Temptation is all around you when you’re the only one on a diet, even in your own home. These rules for how to stay on a diet will help keep you going.
You’re on a diet. . . but no one else is. Everyone around you: your family, friends, co-workers, everyone in the restaurant, people at the party, are packing away food as if there were no such thing as a calorie. And you’re wondering how to stay on a diet when you seem to be the only one.
Everywhere you look you see forbidden goodies. You’re surrounded by temptation. How can you possibly stay on your diet without locking yourself in your bedroom?
Two simple rules will help you to stick with your diet and lose weight, in the midst of your world of non-dieters: know your calories and plan ahead.
Knowing your calories is simple. Buy a good calorie counter. You can pick one up at most bookstores. When you realize that 125g (4oz) of grilled fish contains 800 calories and 125g (4oz) of grilled lean steak contains 1360, you’re on your way to making intelligent choices.
Knowing your calories will help you to plan ahead, and planning ahead will help you resist temptation in whatever situation you find yourself. Plan for what you can have. There are goodies the dieter can enjoy. Know what they are and indulge in them.
What are some of the situations you’ll probably encounter during the week?
Many dieting women face the problem of being the only one in the family on a diet. Tackle it by enlisting the family’s aid.

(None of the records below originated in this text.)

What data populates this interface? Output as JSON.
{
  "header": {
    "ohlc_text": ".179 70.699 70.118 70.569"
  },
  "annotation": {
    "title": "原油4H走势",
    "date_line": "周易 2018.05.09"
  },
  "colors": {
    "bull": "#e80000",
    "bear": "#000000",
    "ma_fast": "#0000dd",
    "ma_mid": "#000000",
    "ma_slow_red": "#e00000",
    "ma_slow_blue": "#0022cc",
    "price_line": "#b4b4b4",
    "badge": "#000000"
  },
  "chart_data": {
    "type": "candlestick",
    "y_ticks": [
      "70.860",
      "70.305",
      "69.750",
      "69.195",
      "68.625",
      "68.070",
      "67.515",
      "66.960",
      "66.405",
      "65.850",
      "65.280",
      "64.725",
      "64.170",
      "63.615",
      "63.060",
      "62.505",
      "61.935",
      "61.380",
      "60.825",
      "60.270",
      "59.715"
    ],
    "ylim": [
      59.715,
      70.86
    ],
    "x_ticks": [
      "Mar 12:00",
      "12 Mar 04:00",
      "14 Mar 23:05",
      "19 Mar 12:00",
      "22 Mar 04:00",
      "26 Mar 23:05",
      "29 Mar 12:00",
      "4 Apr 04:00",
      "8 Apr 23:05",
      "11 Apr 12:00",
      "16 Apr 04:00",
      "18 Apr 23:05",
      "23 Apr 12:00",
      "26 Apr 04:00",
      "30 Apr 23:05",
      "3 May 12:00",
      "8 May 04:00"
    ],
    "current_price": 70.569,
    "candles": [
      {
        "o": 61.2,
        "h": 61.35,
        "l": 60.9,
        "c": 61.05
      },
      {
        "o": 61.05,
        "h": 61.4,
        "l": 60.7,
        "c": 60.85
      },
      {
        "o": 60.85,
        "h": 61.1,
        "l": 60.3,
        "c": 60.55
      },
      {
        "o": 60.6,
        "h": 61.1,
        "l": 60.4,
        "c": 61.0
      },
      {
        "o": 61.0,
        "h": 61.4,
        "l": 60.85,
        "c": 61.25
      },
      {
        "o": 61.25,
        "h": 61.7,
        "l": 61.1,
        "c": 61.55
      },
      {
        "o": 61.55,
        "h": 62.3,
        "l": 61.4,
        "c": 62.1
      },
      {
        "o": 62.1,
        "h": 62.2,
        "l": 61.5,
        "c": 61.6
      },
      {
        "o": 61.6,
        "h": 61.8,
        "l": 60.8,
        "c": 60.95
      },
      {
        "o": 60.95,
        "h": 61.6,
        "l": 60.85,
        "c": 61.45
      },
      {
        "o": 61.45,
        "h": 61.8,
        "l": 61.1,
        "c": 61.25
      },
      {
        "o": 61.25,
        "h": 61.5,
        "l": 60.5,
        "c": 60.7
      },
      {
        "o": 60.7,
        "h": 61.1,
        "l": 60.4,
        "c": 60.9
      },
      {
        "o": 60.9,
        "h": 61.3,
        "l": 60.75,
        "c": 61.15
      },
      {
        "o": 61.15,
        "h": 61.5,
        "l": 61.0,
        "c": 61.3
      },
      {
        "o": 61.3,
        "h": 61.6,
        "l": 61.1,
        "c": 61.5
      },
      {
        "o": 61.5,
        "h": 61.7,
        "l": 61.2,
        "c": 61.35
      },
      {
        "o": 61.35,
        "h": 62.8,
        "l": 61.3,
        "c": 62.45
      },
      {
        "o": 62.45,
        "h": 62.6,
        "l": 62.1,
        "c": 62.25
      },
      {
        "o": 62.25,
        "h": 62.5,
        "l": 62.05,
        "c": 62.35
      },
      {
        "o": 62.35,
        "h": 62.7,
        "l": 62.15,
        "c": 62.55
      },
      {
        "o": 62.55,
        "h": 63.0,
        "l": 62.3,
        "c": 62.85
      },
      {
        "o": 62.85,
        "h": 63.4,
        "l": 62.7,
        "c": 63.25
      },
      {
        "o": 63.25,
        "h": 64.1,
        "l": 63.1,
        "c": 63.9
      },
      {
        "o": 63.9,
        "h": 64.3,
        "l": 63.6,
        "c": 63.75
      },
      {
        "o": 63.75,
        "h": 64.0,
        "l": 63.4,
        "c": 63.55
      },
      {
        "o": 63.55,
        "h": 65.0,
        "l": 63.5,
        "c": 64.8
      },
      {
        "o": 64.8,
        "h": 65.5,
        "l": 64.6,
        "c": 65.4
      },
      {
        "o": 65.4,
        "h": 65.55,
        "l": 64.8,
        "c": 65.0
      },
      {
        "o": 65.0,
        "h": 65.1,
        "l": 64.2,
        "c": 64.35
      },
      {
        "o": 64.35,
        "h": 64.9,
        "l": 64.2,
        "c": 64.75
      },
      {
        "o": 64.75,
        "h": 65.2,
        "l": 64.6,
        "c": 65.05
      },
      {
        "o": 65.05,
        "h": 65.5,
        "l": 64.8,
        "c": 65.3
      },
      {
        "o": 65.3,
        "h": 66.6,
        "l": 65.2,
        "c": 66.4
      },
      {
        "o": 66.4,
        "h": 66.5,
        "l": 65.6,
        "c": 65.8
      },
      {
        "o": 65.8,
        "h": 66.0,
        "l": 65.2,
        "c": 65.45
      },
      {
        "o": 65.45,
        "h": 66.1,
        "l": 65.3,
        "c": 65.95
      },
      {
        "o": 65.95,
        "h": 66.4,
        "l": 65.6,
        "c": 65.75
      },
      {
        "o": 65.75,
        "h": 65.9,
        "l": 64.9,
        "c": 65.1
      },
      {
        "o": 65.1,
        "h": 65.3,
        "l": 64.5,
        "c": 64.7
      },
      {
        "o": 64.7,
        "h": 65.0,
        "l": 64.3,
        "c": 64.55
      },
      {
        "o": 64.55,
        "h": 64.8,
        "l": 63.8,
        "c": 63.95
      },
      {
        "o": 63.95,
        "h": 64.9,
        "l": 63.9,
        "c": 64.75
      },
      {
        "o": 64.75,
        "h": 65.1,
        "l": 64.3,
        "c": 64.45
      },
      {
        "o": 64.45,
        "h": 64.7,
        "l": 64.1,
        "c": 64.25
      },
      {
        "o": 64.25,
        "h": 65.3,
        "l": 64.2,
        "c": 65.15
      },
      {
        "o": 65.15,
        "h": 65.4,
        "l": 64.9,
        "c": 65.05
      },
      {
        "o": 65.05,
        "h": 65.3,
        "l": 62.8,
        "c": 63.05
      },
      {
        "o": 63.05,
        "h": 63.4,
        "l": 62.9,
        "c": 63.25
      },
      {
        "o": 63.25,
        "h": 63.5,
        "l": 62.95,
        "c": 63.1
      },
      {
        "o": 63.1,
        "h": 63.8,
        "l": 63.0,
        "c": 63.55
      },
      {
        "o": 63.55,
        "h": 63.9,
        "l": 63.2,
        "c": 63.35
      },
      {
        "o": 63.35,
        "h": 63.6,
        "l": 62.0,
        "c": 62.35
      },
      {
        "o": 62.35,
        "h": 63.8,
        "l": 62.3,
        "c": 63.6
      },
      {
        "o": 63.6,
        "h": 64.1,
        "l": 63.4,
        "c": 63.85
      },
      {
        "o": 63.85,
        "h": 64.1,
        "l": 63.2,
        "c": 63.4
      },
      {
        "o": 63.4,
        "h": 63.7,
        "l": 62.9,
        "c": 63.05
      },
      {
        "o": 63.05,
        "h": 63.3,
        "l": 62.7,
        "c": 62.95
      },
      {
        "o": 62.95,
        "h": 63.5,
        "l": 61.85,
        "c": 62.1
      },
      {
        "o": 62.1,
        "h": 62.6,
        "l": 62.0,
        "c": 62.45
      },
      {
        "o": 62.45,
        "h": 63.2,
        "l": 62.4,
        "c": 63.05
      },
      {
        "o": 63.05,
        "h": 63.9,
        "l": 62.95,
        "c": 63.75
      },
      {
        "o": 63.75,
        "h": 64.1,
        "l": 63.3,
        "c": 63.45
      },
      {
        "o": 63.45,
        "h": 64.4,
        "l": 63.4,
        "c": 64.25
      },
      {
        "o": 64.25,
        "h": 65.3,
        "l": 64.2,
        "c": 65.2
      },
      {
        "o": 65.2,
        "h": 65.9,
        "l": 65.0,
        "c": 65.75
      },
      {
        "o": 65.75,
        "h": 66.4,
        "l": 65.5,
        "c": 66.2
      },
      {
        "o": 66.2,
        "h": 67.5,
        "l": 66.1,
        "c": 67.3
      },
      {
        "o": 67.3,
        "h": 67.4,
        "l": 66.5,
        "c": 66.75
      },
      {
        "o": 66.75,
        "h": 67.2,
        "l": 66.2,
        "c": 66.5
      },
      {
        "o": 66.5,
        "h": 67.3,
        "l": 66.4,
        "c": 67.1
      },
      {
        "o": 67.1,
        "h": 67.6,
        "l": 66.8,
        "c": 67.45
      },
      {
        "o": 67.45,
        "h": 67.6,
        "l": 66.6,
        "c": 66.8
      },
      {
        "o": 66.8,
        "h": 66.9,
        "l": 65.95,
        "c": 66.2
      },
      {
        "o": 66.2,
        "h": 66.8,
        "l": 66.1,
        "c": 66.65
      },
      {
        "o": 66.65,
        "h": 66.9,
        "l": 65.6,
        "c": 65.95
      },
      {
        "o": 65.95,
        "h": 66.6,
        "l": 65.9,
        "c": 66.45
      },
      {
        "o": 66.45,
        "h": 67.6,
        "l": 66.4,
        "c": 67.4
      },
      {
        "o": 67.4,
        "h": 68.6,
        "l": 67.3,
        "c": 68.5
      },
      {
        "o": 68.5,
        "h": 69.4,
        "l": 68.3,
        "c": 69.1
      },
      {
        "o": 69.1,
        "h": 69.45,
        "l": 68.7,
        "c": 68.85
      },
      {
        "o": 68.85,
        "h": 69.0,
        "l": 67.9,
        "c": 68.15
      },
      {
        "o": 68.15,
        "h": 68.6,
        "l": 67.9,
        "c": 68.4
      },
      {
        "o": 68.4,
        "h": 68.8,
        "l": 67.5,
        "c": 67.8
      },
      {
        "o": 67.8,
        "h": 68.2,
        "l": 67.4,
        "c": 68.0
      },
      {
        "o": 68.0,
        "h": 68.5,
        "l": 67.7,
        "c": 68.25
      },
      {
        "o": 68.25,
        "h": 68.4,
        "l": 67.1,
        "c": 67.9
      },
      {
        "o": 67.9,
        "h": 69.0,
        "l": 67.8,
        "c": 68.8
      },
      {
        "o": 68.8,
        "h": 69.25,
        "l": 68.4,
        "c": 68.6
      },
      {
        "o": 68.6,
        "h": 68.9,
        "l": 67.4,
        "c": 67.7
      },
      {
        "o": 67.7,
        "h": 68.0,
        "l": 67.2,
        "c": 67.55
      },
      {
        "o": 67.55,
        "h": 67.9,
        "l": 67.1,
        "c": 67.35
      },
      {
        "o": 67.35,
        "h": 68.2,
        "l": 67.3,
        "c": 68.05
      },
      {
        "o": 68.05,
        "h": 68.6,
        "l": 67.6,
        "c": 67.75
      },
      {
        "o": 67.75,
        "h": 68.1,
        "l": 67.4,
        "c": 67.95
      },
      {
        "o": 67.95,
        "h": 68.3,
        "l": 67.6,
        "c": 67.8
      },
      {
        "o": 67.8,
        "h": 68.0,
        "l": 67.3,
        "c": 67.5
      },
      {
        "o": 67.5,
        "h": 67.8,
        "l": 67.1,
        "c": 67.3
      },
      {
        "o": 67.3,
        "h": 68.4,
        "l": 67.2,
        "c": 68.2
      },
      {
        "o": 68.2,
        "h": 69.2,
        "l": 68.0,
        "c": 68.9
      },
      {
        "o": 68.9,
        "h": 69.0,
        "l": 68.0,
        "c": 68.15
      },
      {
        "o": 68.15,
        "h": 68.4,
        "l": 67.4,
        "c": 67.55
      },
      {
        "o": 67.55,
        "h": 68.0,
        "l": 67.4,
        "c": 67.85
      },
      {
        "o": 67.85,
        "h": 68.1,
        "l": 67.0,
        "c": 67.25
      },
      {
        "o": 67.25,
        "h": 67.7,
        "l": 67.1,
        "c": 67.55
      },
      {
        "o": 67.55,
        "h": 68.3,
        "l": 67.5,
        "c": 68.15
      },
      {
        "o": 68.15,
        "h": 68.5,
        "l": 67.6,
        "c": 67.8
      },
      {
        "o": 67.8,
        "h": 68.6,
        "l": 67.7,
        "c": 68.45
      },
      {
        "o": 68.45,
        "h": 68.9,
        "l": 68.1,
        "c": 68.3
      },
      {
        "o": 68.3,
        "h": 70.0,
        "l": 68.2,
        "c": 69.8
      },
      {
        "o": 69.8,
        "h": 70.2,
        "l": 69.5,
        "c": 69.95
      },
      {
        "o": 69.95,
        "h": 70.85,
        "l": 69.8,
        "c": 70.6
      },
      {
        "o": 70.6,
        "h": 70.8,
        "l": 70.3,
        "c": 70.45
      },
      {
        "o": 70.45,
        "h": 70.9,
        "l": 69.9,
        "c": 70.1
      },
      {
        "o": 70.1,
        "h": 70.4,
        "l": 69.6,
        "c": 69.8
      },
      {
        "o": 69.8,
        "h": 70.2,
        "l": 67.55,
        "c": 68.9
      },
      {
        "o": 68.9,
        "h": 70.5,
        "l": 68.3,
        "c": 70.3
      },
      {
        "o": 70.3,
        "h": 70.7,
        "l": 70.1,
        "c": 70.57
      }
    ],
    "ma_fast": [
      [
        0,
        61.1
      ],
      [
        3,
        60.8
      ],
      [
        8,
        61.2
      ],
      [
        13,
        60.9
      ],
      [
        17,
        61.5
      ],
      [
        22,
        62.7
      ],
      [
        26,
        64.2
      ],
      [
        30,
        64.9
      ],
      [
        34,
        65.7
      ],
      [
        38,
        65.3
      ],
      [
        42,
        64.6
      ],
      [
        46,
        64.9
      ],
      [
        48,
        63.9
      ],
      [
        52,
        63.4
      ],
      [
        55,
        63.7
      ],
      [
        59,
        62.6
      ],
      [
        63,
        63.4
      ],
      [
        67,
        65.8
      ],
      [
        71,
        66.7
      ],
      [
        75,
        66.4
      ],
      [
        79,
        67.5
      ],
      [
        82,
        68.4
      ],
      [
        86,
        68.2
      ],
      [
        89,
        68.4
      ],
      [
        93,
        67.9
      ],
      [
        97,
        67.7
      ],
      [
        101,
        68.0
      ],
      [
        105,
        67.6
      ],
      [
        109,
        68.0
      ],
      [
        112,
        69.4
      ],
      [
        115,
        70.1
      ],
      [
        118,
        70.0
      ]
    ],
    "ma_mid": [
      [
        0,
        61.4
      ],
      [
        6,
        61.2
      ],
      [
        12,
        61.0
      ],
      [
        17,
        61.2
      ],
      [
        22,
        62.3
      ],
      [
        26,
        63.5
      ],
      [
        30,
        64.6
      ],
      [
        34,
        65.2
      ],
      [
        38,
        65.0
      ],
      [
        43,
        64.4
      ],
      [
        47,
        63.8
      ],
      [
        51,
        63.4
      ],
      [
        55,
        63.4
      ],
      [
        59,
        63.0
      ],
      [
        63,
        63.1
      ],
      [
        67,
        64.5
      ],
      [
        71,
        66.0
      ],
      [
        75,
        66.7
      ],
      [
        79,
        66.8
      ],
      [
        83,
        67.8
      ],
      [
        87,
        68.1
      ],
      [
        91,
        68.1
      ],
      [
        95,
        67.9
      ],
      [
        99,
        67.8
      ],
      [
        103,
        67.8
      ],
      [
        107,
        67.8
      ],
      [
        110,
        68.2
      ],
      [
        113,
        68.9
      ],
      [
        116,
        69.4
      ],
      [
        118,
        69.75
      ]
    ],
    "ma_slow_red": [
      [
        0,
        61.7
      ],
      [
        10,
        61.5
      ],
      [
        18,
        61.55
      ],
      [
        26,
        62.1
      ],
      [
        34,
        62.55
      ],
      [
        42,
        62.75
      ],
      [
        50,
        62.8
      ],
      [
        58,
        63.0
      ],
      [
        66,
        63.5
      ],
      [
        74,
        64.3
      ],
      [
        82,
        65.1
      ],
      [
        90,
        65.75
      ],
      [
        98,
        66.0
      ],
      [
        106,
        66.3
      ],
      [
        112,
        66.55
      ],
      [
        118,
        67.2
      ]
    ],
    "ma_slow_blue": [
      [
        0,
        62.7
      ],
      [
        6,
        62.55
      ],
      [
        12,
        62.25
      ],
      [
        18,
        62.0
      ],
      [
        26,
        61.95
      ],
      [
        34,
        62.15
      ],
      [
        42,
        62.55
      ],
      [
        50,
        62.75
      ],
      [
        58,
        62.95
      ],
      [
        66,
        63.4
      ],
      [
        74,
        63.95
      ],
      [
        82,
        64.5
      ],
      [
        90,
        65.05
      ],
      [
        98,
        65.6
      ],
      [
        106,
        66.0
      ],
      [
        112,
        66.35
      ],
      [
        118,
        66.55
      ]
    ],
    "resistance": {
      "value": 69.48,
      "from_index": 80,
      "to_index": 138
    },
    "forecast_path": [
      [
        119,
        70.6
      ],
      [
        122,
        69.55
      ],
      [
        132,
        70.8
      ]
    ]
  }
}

Suggest that if they must snack on sweets and junk foods, they do it out of the house and out of your sight.
Promise them interesting, tasty, nourishing meals while you’re dieting. Start now to cook thin. Get rid of all the high-calorie, highly-processed mixes and extenders on your shelves, and banish flour, sugar, cornflour and other such thickeners from your cooking. Saute, cook in bouillon or tomato juice.
Use pan spray or lined pans rather than cooking with butter, margarine or shortening. Remove fats from meats and skin from poultry. Grill meats instead of frying. Serve more fish, poultry and veal, less pork, ham and beef.
Try flavouring vegetables with herbs and spices rather than with butter or cream sauces. Remove your own portion from the family salad bowl before adding their dressing, and toss yours with diet dressing.
Another trick is to make an extra portion when cooking a low-calorie dish. Freeze it and heat it up for yourself when your husband and kids are sure they can’t live another day without pasta.
If dining out with friends during the week, suggest a seafood restaurant. Choose grilled fish or grilled scallops. Order your salad dry and sprinkle with a wedge of lemon. Pass up the chocolate mousse and cheesecake and have the fruit for dessert.
The cocktail party doesn’t have to be your downfall. Nibble those lovely pink prawns (with lemon juice, please, not sauce) and turn your back on the chips and dips. Have a good conversation with someone you love to talk with – far away from the buffet table.
Yes, you can sip a glass of white wine (half a cup of chablis is about 360 calories, depending on the brand) or iced mineral water with a twist of lemon, a very “in” drink with no calories.
While you’re sipping, look around you. Is anyone checking up on what you’re eating and drinking? Does anyone even know you’re on a diet? Not unless you tell them. Dieters who constantly talk of their diets are a bore. Enjoy the conversation . . . about something else.
If it’s your turn to have friends over for dinner, arm yourself with your trusty calorie counter. You can plan ahead and serve such a delicious meal, no one will ever know it’s planned around your diet.